During another week on the road (Zurich, Paris and Stuttgart this time) and after discussions with dozens of people at the conferences and meetings, I noticed a pattern that repeats itself again and again in technology driven companies. For the latest major digitalization technologies, such as big data, IoT and deep learning, I have observed the large technology companies respond. Interestingly, the incorporation and adoption of these technologies is treated as a technology problem. So, initiatives are kicked off to build infrastructure, build up competencies around the technology, architectures are designed, scalability is confirmed, etc.The moment the first activities are underway, plans are requested detailing when which part of the technology stack will be available and ready for deployment, budget are estimated and, after the normal political hassles, resource allocations are approved and made available. Once this is in place, the normal project management follow-up takes place with project meetings, steering board meetings, etc. that are all tracking progress, following up on resources and finances and admiring the shiny demos of the technology that are shown by project members. And, at the end of each meeting, everyone basks in the glow of the bright future that the company can expect to have with all these exciting technologies becoming available.
In all this, there is one big glaring party missing: the customer. With all the focus on the technology, there is very little attention to the customer and the ways in which this technology is expected to add value to customers. Of course, there are a couple of dreamed up use cases, but these have never really been confirmed with customers. And as everyone keeps telling each other about these fabulous use cases that customers are just going to love, the use cases start to lead a life of their own and everyone in the company just knows that these use cases are the ones that are going to allow the company to disrupt the market.
Then, when the first early deployments with customers are getting ready to be put in operation, we notice the next stage: customers are not interested, the solution does not provide the promised benefits or the technology solves a non-existent problem. Initially, the lack of maturity of the solution is blamed and the company doubles down on its investments as the technology is viewed as strategic and critical for its future success. As the solution matures and the market adoption still is lackluster and fails to deliver on the inflated expectations, the belief in the technology in the organization starts to wane and the technology falls into the “trough of disillusionment”. The good news, however, is that by that time there will be some other cool, exciting technology on the horizon and the attention of everyone in the organization shifts to the next promising, cool thing. And before you know it, similar to a dog chasing shiny bumpers and getting distracted every time a new car with a shiny bumper appears, the organization runs off after the next thing.
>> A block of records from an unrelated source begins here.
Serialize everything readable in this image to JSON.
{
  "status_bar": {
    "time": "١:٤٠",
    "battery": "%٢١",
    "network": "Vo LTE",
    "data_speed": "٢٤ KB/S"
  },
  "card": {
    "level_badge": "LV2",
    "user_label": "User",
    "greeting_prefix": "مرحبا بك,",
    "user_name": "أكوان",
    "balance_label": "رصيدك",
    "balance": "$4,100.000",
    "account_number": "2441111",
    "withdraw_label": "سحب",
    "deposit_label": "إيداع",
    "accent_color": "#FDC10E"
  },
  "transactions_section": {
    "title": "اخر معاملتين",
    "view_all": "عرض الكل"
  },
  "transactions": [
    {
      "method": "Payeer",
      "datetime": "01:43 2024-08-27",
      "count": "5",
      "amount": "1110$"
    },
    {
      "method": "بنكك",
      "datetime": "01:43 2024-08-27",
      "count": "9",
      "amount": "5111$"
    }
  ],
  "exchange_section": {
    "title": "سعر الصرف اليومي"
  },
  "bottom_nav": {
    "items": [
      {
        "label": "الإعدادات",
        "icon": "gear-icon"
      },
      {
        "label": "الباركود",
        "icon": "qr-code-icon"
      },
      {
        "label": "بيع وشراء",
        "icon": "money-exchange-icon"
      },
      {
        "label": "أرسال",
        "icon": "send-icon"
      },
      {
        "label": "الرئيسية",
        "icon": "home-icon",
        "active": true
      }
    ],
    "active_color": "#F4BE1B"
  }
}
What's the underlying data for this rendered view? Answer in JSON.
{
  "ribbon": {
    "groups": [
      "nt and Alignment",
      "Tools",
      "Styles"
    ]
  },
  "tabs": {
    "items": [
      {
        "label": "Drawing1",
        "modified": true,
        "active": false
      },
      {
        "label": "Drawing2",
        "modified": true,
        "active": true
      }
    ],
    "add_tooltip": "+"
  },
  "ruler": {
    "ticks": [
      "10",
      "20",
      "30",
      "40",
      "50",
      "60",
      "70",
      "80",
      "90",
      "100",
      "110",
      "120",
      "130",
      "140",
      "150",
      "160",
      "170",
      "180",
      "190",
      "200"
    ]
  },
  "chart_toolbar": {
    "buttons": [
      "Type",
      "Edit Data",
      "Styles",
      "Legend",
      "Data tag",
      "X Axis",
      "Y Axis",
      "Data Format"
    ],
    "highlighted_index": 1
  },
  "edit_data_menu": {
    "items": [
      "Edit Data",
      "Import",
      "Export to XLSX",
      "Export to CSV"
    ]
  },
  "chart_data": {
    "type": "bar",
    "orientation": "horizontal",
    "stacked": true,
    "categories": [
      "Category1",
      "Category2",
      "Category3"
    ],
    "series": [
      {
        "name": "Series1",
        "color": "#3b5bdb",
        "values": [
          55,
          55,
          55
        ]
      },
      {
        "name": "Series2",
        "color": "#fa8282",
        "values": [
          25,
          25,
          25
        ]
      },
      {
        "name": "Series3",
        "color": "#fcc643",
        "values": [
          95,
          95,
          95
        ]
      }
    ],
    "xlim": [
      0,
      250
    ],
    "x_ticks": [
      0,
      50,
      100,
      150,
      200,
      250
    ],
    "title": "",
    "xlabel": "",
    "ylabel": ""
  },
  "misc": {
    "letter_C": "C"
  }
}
The key lesson is that technology adoption is not about technology. Adopting a new technology is about innovation. It’s about finding the use cases where the new technology adds real, tangible value for customers. It’s about trying out dozens of different use cases and accepting that in the end, the majority of these will fail to deliver on the promise. And it’s about realizing that even though customers say they love the innovation and can’t wait to use it and promise to pay you good money for it, it’s about what customers do that really matters. The gap between espoused theory and theory in use is large and this is even more true when it comes to adopting new, exciting technologies.
The problem is that in many of the technology driven organizations that I work with, everyone has an engineering background and to a large extent believes in the mantra of “build it and they will come”. Consequently, the adoption and evolution of new technologies is viewed and treated as an engineering problem rather than an innovation and business development problem. Companies invest millions upon millions to build infrastructure, architectures and competencies without a single truly validated use case. We build fantastically strong foundations for businesses that may never realize.
Instead, we have to accept that it’s not about technology. It’s about the benefits we can offer to customers through the use of these new technologies. And it’s our customers that are the judges of what is beneficial to them. So, instead of building the foundations, we should build dozens of use cases with the ricketiest, scrappiest, duct tape and bailing wire technology solutions below them. Then we verify whether customers actually do with our solutions what they said they would do. And only in the minority of cases where this turns out to be the case do we strengthen, productify and scale the technology basis below.
Concluding, adopting new technologies is not about technology, infrastructure, architectures or competencies. Every technology oriented company that I know and work with is able to solve the most complex and exciting technology problems. It is the innovation processes that are the weak spot: going out with a rickety prototype to a customer to verify that it indeed solves a real problem is something that technology companies find incredibly difficult. However, if a solution solves a real problem, customers will use it no matter how scrappy it is. And if it doesn’t solve a real problem, customers will not use it no matter how glossy and shiny the solution. So, accept that it’s not technology that is holding us back; it’s the lack of an experimentation and innovation culture that is the real problem.